1:15pm – 5:00pm, Monday 22 May 2023 – Cordis, Tāmaki Makaurau Auckland
Facilitator: Allan Leahy
For New Zealand councils most of their stormwater assets are vested assets, that is assets that are designed, constructed by and capital cost directly financed by developer interests. At the completion of the development these assets are then vested in (handed over to) the local council for their long-term ownership and maintenance.
• Over the decades standard designs have been prepared and are readily available for the piped infrastructure components. However, despite constructing them for 30 years now and their design and functional complexity the same has not yet happened for Wetland (or wet pond) asset components.
• In part due to this lack of standard designs, vested wetland assets are often found to be less than ideal in terms of meeting their intended performance requirements, are difficult and expensive to maintain, and/or may be unsafe either to the public or for maintenance operators. These issues lead to a lot of discussion (disagreements) through permitting, construction and vesting processes that often delay projects, require redesign work and in some cases remedial construction works. Often the issues lead to the community funding larger scale capital works renewal of these devices much earlier in their design life than expected.
• This interactive workshop is intended to use case studies and experience to explore some of the common safety and operational issues identified in vested ponds and wetlands. It will also discuss some suggested solutions that can be incorporated at the design and construction phases to avoid the need for expensive remedial works and to improve safety.
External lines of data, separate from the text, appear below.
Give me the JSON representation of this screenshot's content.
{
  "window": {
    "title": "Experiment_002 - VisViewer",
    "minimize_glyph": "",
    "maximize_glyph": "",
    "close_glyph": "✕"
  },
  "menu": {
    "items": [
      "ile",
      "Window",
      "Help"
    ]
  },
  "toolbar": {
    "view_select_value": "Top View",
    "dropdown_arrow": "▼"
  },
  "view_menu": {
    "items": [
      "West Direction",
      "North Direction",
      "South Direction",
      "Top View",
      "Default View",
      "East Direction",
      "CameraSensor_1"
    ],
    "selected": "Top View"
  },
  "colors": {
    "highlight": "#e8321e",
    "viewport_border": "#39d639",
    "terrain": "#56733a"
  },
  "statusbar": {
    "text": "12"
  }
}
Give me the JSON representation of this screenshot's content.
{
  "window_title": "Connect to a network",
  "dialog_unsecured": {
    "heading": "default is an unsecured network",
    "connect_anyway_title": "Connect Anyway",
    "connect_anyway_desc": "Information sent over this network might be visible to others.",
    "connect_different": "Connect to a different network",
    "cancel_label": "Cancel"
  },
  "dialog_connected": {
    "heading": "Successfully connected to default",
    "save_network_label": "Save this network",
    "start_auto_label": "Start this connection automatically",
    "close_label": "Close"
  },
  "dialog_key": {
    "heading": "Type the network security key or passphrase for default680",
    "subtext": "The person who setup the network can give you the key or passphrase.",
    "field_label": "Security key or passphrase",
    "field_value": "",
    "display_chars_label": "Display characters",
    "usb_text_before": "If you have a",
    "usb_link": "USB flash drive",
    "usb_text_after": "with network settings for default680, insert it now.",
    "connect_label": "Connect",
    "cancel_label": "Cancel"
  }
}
In particular the workshop will focus on designs to address health and safety and operations and maintenance issues, with reference to experiences from around the Auckland region considered.
With the recent storms that have seen us into 2023 and the likelihood of climate change further impacting on weather extremes across the country, investing in green infrastructure like wetlands and their acknowledged multiple benefits to communities and the environment is coming to the fore. It is critical that these devices are designed and constructed to the high standards required for a changing climate and continuing population growth in urban environments.
Allan will be joined by:
• Tony Cain – Auckland Council Healthy Waters, Operations North Team Manager
• Scott Speed – Auckland Council Healthy Waters, Manager Wai tātai / Waterways Planning
• Peter Mitchell – Stormwater Asset Manager, Waka Kotahi Auckland System Management
I am a civil engineer with over 30 years of experience in stormwater management and design. Working across the sectors of quantity, quality and LID. In 2015 I was promoted to be a Fellow of IPENZ. In 2016 I was made an honorary life member of the Association of Consulting Engineers NZ and in 2017 I was made the stormwater practitioner of the year.